We all know that the sciatic nerve can be blocked at several levels along the so-called ‘sciatic line’, and a variety of approaches have been described to block the nerve along this line, with little innovation one from another. However, although we thank Drs Singh and Sharma for their interest  in our article on a subgluteal approach to the sciatic nerve , their suggestion of duplicate publication seems somewhat unwarranted for a research group that has published in the field of regional anaesthesia for over 15 yr. The first point raised concerns about the premedication dose of diazepam that we used. We would also be concerned giving diazepam 30 mg to elderly patients, and this is indeed our own typographical mistake, since they received diazepam 10 mg orally 30 min before block placement, as is routine in our department. We can only apologize for the error and thank Drs Singh and Sharma for pointing it out.
We do not agree that this is a case of duplicate publication but is somewhat related to the unpredictably different editorial history of different papers, coming from different studies produced by the same research group. Let us make just a few observations to clarify this. First of all Drs Singh and Sharma should recognize that it is reasonable that a research group to focus its interest in one restricted area. Accordingly, it is easy to forecast that most of the publications produced by this research group will be focused on very similar topics. The scientific production of this group will vary little from paper to paper, but this does not mean that the authors are duplicating studies. Secondly, we must take into consideration the different editorial history of each manuscript, as well as the speed of the editorial process, which may change widely through different medical journals.
A few years ago we developed this slight modification of the Raj's approach to sciatic nerve block, and then decided to perform an observational study just aimed at describing the ‘new’ technique . When the study was completed we sent the manuscript to a medical journal. In the meantime, we also started with a second-step project comparing this new approach with the classical Labat's approach. Unfortunately, our paper from the first observational study was rejected. Accordingly, we sought to improve this manuscript using the suggestions made by the reviewers and then approached another journal. Interestingly enough, we soon completed a second randomized study, which was fortunately accepted .
Furthermore, there are some other factors, which play a crucial role in this hen and egg drama. The length of the review process may range from a couple of months (for journals using online submissions and rapid review systems) to longer; furthermore, the time from when the paper is accepted to publication may vary considerably. The upshot in our case was that our ‘second’ randomized study was published in 2001, while our ‘first’ observational study was published in 2002. We are happy to open our records for inspection to anyone with a legitimate interest in this matter. On the other hand, we consider that using ad verbatim the same description of the technique and method while writing the ‘second’ randomized study to be acceptable; we were always the same anaesthesiologists placing the same type of block for the same type of patients (even though they were different patients!). Our main fault was that we did not correct the proofs of the observational study  to include the paper about the second randomized study ; this was partly related to the ‘chicken and egg’ problem, and partly to the fact that extensive rewriting of the proofs at a late stage would be necessary – for this we can only apologize to the editorial team and readership of the European Journal of Anaesthesiology. At the same time we also thank Drs Singh and Sharma for their accuracy and constructive criticism .

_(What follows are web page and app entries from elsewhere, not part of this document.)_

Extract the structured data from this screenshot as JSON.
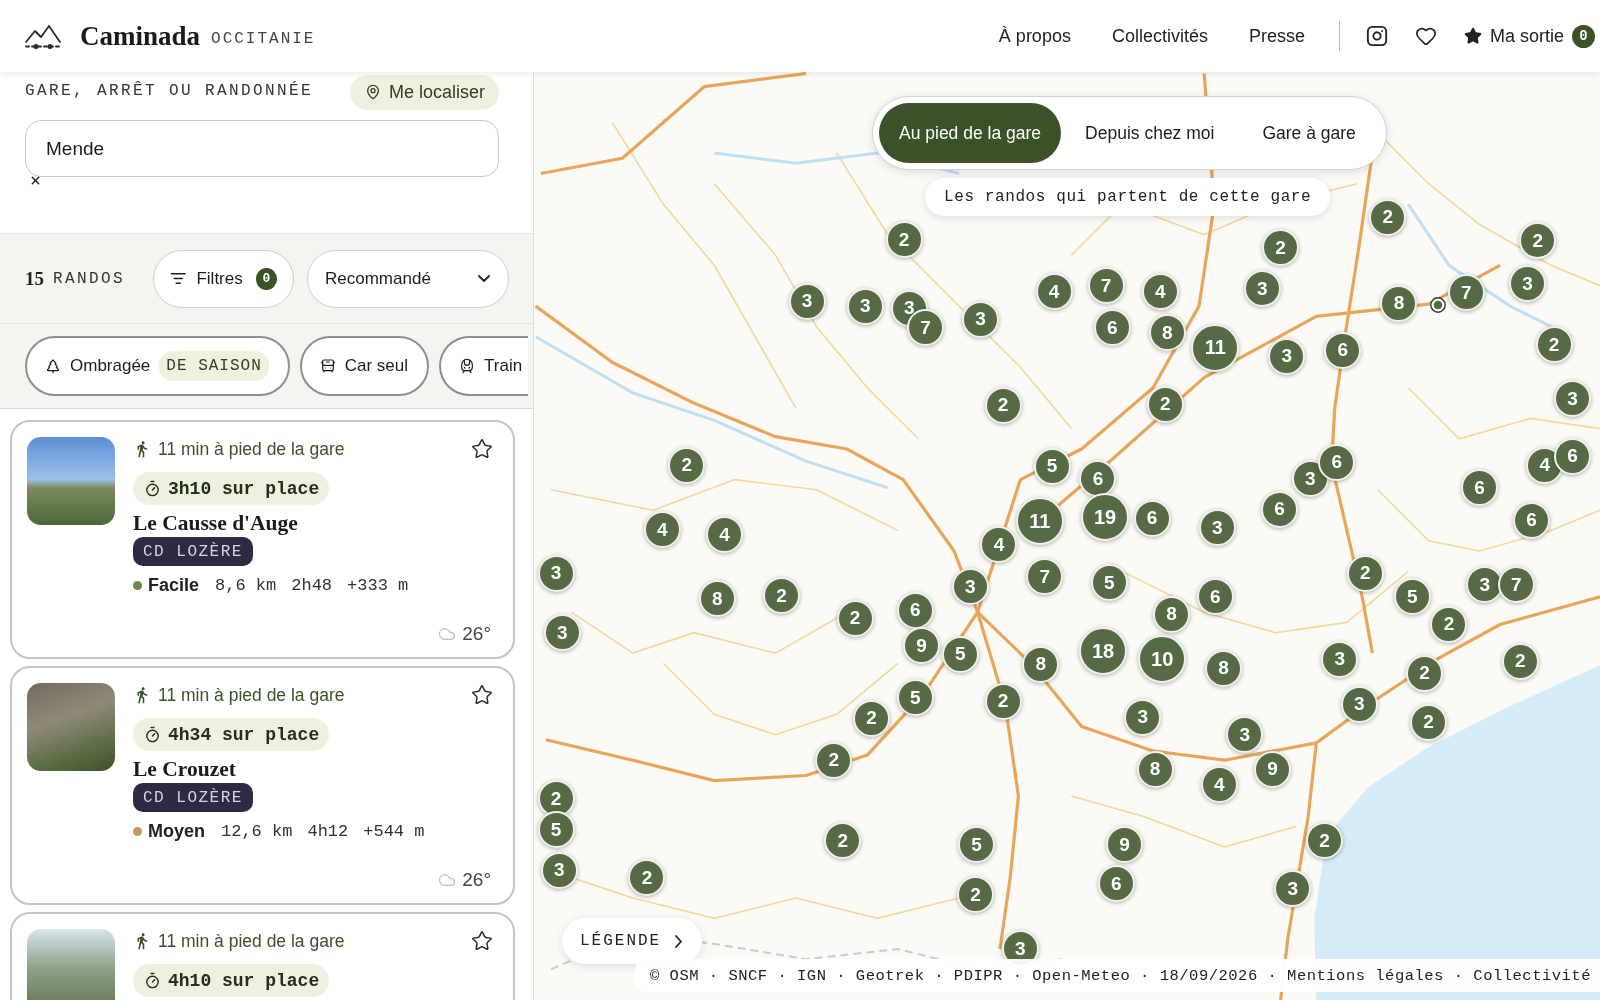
{
  "header": {
    "brand": "Caminada",
    "region": "OCCITANIE",
    "nav": [
      "À propos",
      "Collectivités",
      "Presse"
    ],
    "trip": {
      "label": "Ma sortie",
      "count": "0"
    }
  },
  "search": {
    "label": "GARE, ARRÊT OU RANDONNÉE",
    "locate_button": "Me localiser",
    "value": "Mende"
  },
  "results": {
    "count": "15",
    "unit": "RANDOS",
    "filters": {
      "label": "Filtres",
      "count": "0"
    },
    "sort": "Recommandé"
  },
  "chips": [
    {
      "label": "Ombragée",
      "tag": "DE SAISON",
      "selected": false
    },
    {
      "label": "Car seul",
      "selected": false
    },
    {
      "label": "Train",
      "selected": false
    }
  ],
  "hikes": [
    {
      "access": "11 min à pied de la gare",
      "duration": "3h10 sur place",
      "title": "Le Causse d'Auge",
      "source": "CD LOZÈRE",
      "difficulty": {
        "label": "Facile",
        "color": "#6a8a45"
      },
      "distance": "8,6 km",
      "time": "2h48",
      "elevation": "+333 m",
      "weather": "26°",
      "favorite": false
    },
    {
      "access": "11 min à pied de la gare",
      "duration": "4h34 sur place",
      "title": "Le Crouzet",
      "source": "CD LOZÈRE",
      "difficulty": {
        "label": "Moyen",
        "color": "#c49a5a"
      },
      "distance": "12,6 km",
      "time": "4h12",
      "elevation": "+544 m",
      "weather": "26°",
      "favorite": false
    },
    {
      "access": "11 min à pied de la gare",
      "duration": "4h10 sur place",
      "favorite": false
    }
  ],
  "map": {
    "modes": [
      {
        "label": "Au pied de la gare",
        "selected": true
      },
      {
        "label": "Depuis chez moi",
        "selected": false
      },
      {
        "label": "Gare à gare",
        "selected": false
      }
    ],
    "mode_hint": "Les randos qui partent de cette gare",
    "clusters": [
      "2",
      "2",
      "2",
      "2",
      "3",
      "3",
      "3",
      "4",
      "7",
      "4",
      "3",
      "8",
      "7",
      "3",
      "7",
      "3",
      "6",
      "8",
      "11",
      "3",
      "6",
      "2",
      "2",
      "2",
      "3",
      "2",
      "5",
      "6",
      "3",
      "6",
      "6",
      "4",
      "6",
      "4",
      "4",
      "4",
      "11",
      "19",
      "6",
      "3",
      "6",
      "6",
      "3",
      "8",
      "2",
      "3",
      "7",
      "5",
      "6",
      "2",
      "5",
      "3",
      "7",
      "3",
      "2",
      "6",
      "8",
      "2",
      "9",
      "5",
      "8",
      "18",
      "10",
      "8",
      "3",
      "2",
      "2",
      "2",
      "5",
      "2",
      "3",
      "3",
      "3",
      "2",
      "2",
      "8",
      "4",
      "9",
      "2",
      "5",
      "2",
      "5",
      "9",
      "2",
      "3",
      "2",
      "2",
      "6",
      "3",
      "3"
    ],
    "legend_button": "LÉGENDE",
    "attribution": "© OSM · SNCF · IGN · Geotrek · PDIPR · Open-Meteo · 18/09/2026 · Mentions légales · Collectivité"
  }
}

To answer Drs Singh and Sharma's joke, although we all know that the egg came from the chicken, it happens sometime in life that we first see the egg, and then only after notice the chicken: this does not reduce the clinical relevance of either the chicken or the egg.
1. Singh B, Sharma P. Posterior subgluteal approach to block the sciatic nerve: the controversy of ‘which came first, the chicken or the egg’ is alive. Eur J Anaesthesiol 2003;20:
2. Di Benedetto P, Casati A, Bertini L, Fanelli G. Posterior subgluteal approach to block the sciatic nerve: description of the technique and initial clinical experiences. Eur J Anaesthesiol
3. Di Benedetto P, Bertini L, Casati A, Borghi B, Albertin A, Fanelli G. A new posterior approach to the sciatic nerve block: a prospective, randomized comparison with the classic posterior approach. Anesth Analg